WORK TO BE COMPLETED -
Copy every record exactly as it stands. Leave the pictures out.

Data records for software interfaces -
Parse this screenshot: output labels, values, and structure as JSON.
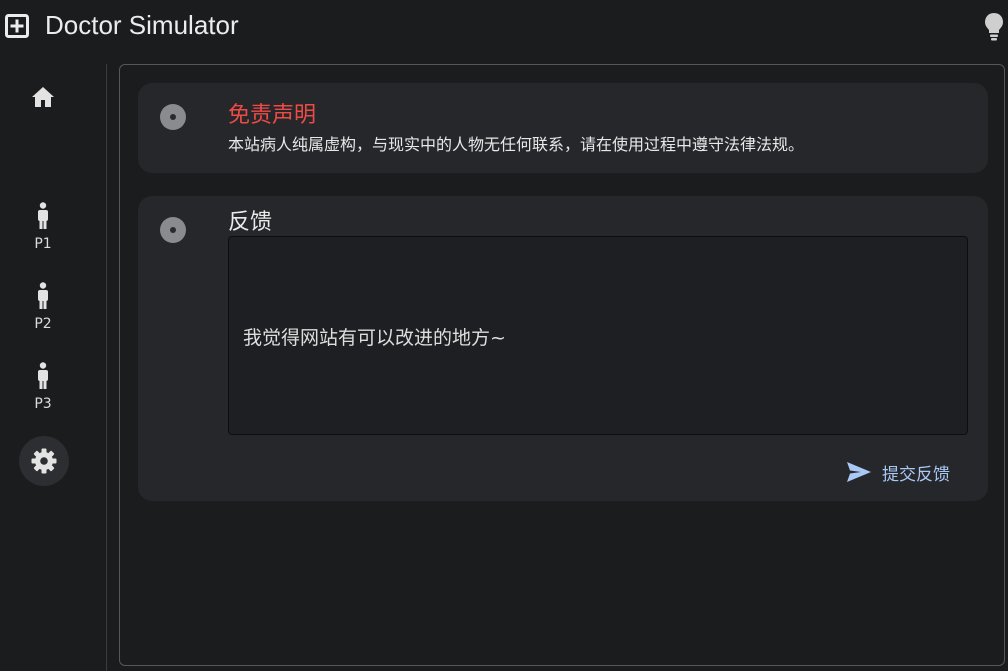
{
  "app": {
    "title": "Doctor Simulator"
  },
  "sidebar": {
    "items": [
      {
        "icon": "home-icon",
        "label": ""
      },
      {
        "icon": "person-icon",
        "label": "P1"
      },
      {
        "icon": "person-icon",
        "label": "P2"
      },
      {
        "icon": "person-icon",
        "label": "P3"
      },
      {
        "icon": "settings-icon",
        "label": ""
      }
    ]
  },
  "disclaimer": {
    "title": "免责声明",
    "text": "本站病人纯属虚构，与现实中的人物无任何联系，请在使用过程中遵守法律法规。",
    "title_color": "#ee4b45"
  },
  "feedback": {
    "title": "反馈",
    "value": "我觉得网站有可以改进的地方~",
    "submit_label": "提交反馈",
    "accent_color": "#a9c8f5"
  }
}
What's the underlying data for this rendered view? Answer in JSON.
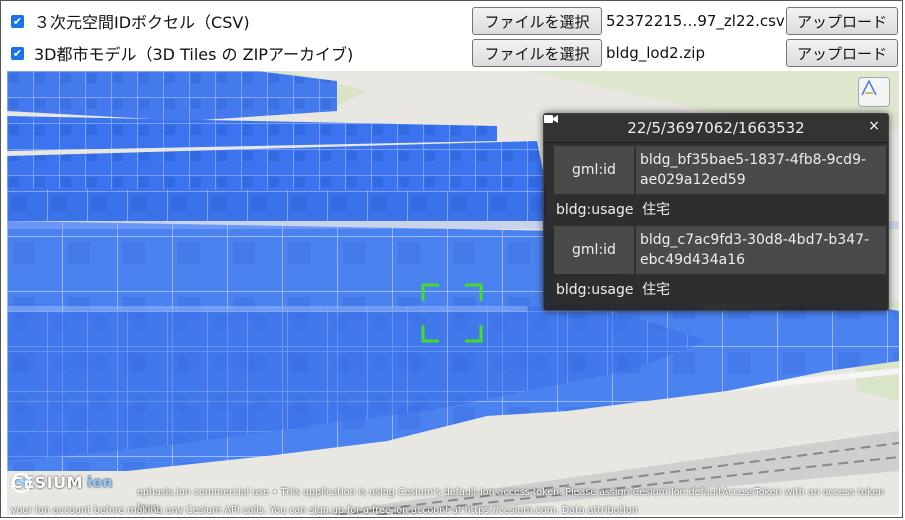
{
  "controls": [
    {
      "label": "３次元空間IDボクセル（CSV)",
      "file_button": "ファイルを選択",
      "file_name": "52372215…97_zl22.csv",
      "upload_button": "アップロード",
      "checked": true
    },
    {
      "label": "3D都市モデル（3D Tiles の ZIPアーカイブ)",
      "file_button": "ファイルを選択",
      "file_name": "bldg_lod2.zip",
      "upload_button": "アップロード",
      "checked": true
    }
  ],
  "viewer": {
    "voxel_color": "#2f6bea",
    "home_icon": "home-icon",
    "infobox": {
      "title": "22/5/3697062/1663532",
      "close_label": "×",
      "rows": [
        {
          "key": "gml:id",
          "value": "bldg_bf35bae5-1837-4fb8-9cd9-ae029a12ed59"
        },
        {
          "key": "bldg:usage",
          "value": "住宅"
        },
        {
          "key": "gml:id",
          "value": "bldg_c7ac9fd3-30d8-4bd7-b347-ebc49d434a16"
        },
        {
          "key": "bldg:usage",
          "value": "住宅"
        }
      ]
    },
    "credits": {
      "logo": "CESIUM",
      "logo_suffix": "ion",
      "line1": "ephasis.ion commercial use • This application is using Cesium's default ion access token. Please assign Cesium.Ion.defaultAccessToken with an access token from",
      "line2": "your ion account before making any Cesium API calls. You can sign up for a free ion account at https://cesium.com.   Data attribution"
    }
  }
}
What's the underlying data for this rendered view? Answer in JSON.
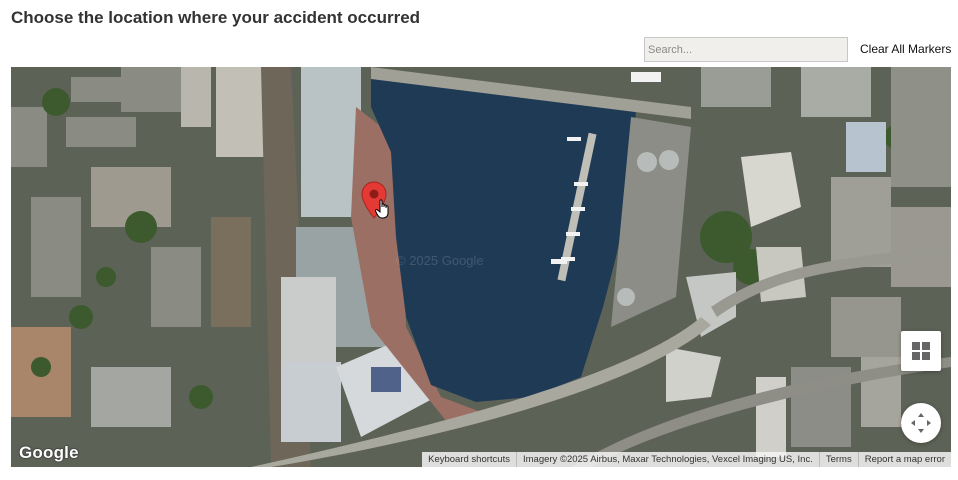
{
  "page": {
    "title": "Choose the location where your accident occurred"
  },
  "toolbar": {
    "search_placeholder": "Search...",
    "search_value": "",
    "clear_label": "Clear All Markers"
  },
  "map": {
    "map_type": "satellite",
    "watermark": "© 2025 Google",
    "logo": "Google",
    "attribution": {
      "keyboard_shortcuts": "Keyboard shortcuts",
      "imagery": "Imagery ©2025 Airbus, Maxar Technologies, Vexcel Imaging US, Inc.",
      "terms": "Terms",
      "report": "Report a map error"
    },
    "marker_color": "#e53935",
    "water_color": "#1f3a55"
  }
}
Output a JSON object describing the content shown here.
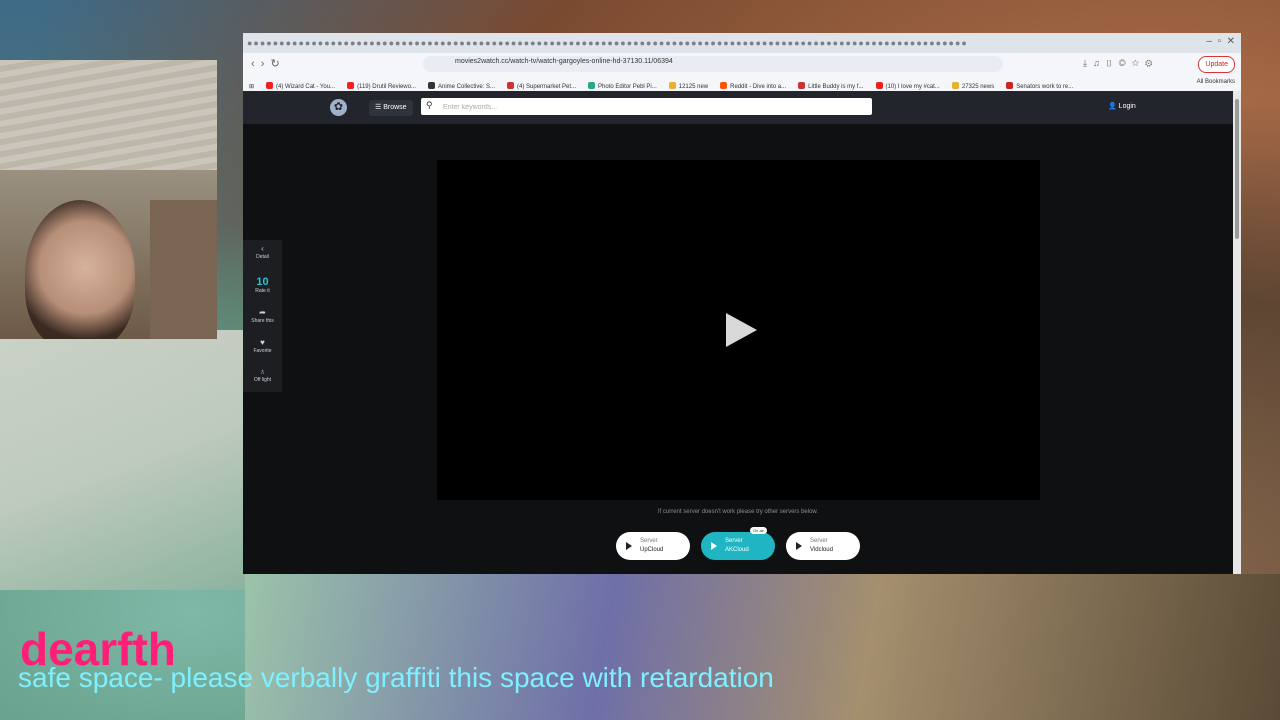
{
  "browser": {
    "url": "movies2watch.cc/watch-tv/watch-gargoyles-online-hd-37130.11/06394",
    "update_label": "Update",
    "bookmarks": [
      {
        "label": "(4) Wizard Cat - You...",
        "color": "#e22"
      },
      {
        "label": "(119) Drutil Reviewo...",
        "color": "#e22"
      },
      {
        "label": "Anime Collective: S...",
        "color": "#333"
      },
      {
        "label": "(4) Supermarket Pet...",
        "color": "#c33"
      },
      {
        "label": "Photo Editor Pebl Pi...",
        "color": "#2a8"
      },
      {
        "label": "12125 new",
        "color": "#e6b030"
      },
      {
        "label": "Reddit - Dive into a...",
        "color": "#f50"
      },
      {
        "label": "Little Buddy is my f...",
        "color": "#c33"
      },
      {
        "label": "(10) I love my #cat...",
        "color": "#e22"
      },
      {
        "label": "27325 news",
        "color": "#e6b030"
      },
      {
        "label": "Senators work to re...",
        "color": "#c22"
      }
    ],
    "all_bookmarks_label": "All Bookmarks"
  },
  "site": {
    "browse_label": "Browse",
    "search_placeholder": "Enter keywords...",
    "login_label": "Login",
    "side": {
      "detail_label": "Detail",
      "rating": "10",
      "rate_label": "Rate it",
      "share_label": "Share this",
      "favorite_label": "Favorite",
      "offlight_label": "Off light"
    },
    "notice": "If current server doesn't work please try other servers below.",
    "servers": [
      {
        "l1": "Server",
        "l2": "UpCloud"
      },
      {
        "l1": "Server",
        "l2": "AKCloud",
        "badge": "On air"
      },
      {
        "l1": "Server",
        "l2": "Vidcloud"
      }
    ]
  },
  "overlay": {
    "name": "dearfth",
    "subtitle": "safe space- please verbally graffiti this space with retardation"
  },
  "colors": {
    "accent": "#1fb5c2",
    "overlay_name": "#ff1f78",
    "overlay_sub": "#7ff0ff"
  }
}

THE ANSWER -
Parse this screenshot: output labels, values, and structure as JSON.
{
  "app": {
    "title": "Doctor Simulator"
  },
  "sidebar": {
    "items": [
      {
        "icon": "home-icon",
        "label": ""
      },
      {
        "icon": "person-icon",
        "label": "P1"
      },
      {
        "icon": "person-icon",
        "label": "P2"
      },
      {
        "icon": "person-icon",
        "label": "P3"
      },
      {
        "icon": "settings-icon",
        "label": ""
      }
    ]
  },
  "disclaimer": {
    "title": "免责声明",
    "text": "本站病人纯属虚构，与现实中的人物无任何联系，请在使用过程中遵守法律法规。",
    "title_color": "#ee4b45"
  },
  "feedback": {
    "title": "反馈",
    "value": "我觉得网站有可以改进的地方~",
    "submit_label": "提交反馈",
    "accent_color": "#a9c8f5"
  }
}
What's the underlying data for this rendered view? Answer in JSON.
{
  "controls": [
    {
      "label": "３次元空間IDボクセル（CSV)",
      "file_button": "ファイルを選択",
      "file_name": "52372215…97_zl22.csv",
      "upload_button": "アップロード",
      "checked": true
    },
    {
      "label": "3D都市モデル（3D Tiles の ZIPアーカイブ)",
      "file_button": "ファイルを選択",
      "file_name": "bldg_lod2.zip",
      "upload_button": "アップロード",
      "checked": true
    }
  ],
  "viewer": {
    "voxel_color": "#2f6bea",
    "home_icon": "home-icon",
    "infobox": {
      "title": "22/5/3697062/1663532",
      "close_label": "×",
      "rows": [
        {
          "key": "gml:id",
          "value": "bldg_bf35bae5-1837-4fb8-9cd9-ae029a12ed59"
        },
        {
          "key": "bldg:usage",
          "value": "住宅"
        },
        {
          "key": "gml:id",
          "value": "bldg_c7ac9fd3-30d8-4bd7-b347-ebc49d434a16"
        },
        {
          "key": "bldg:usage",
          "value": "住宅"
        }
      ]
    },
    "credits": {
      "logo": "CESIUM",
      "logo_suffix": "ion",
      "line1": "ephasis.ion commercial use • This application is using Cesium's default ion access token. Please assign Cesium.Ion.defaultAccessToken with an access token from",
      "line2": "your ion account before making any Cesium API calls. You can sign up for a free ion account at https://cesium.com.   Data attribution"
    }
  }
}
What's the underlying data for this rendered view? Answer in JSON.
{
  "page": {
    "title": "Choose the location where your accident occurred"
  },
  "toolbar": {
    "search_placeholder": "Search...",
    "search_value": "",
    "clear_label": "Clear All Markers"
  },
  "map": {
    "map_type": "satellite",
    "watermark": "© 2025 Google",
    "logo": "Google",
    "attribution": {
      "keyboard_shortcuts": "Keyboard shortcuts",
      "imagery": "Imagery ©2025 Airbus, Maxar Technologies, Vexcel Imaging US, Inc.",
      "terms": "Terms",
      "report": "Report a map error"
    },
    "marker_color": "#e53935",
    "water_color": "#1f3a55"
  }
}
Output a JSON object describing the content shown here.
{
  "browser": {
    "url": "movies2watch.cc/watch-tv/watch-gargoyles-online-hd-37130.11/06394",
    "update_label": "Update",
    "bookmarks": [
      {
        "label": "(4) Wizard Cat - You...",
        "color": "#e22"
      },
      {
        "label": "(119) Drutil Reviewo...",
        "color": "#e22"
      },
      {
        "label": "Anime Collective: S...",
        "color": "#333"
      },
      {
        "label": "(4) Supermarket Pet...",
        "color": "#c33"
      },
      {
        "label": "Photo Editor Pebl Pi...",
        "color": "#2a8"
      },
      {
        "label": "12125 new",
        "color": "#e6b030"
      },
      {
        "label": "Reddit - Dive into a...",
        "color": "#f50"
      },
      {
        "label": "Little Buddy is my f...",
        "color": "#c33"
      },
      {
        "label": "(10) I love my #cat...",
        "color": "#e22"
      },
      {
        "label": "27325 news",
        "color": "#e6b030"
      },
      {
        "label": "Senators work to re...",
        "color": "#c22"
      }
    ],
    "all_bookmarks_label": "All Bookmarks"
  },
  "site": {
    "browse_label": "Browse",
    "search_placeholder": "Enter keywords...",
    "login_label": "Login",
    "side": {
      "detail_label": "Detail",
      "rating": "10",
      "rate_label": "Rate it",
      "share_label": "Share this",
      "favorite_label": "Favorite",
      "offlight_label": "Off light"
    },
    "notice": "If current server doesn't work please try other servers below.",
    "servers": [
      {
        "l1": "Server",
        "l2": "UpCloud"
      },
      {
        "l1": "Server",
        "l2": "AKCloud",
        "badge": "On air"
      },
      {
        "l1": "Server",
        "l2": "Vidcloud"
      }
    ]
  },
  "overlay": {
    "name": "dearfth",
    "subtitle": "safe space- please verbally graffiti this space with retardation"
  },
  "colors": {
    "accent": "#1fb5c2",
    "overlay_name": "#ff1f78",
    "overlay_sub": "#7ff0ff"
  }
}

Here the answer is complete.